The film's soundtrack is an original musical composition produced with synthetic sound - through photographing unusual geometric shapes and running them through an optical sound head. The images are an artistic rendering of this soundtrack.
How Death Came to Earth
How Death Came to Earth is a 14 minute cutout animation film by Ishu Patel produced in 1971 by the National Film Board of Canada. The film deals with an Indian myth of creation, and is notable for its trippy visual style.
Play It Again, Charlie Brown
Play It Again, Charlie Brown is the seventh prime-time animated TV special based upon the popular comic strip Peanuts, by Charles M. Schulz. This non-holiday Peanuts special centers on Lucy, her infatuation with Schroeder, and her willingness to do anything to win his affections.
Thank You Mask Man

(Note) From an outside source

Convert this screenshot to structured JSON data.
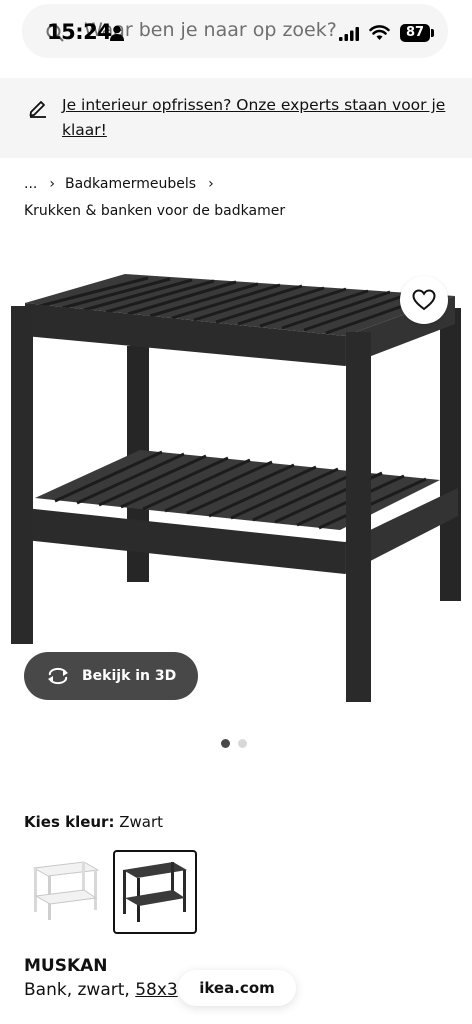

This short animation set to Lenny Bruce's live monologue tells how the Lone Ranger hooks up with Tonto. With Bruce doing all the voices, this animation begins with local folks upset at the Lone Ranger because he won't stay around to be thanked after a good deed. So, he stays and finds he likes hearing "Thank you mask man." When their attention starts to shift elsewhere, he shocks and disgusts the townspeople with a final request. According to the cartoon’s producer John Magnuson, at early showings of this, gay audiences were upset by its apparent “fag-bashing”. And it’s true, part of the fun of the piece is just crying out “Masked man’s a fag”, scandalising and defacing the image of this all-American hero. But it’s within the larger context of Bruce’s analysis of heroism, and that the towns people reject the Masked Man is because of their prejudices, not because Bruce is asking us to endorse them. (from: http://ukjarry.blogspot.de/2010/01/352-lenny-bruce-thank-you-mask-man.html)
In the Alps, The Pink Panther's sleep is disturbed by a tuba player and his howling dog, and he decides to stop it.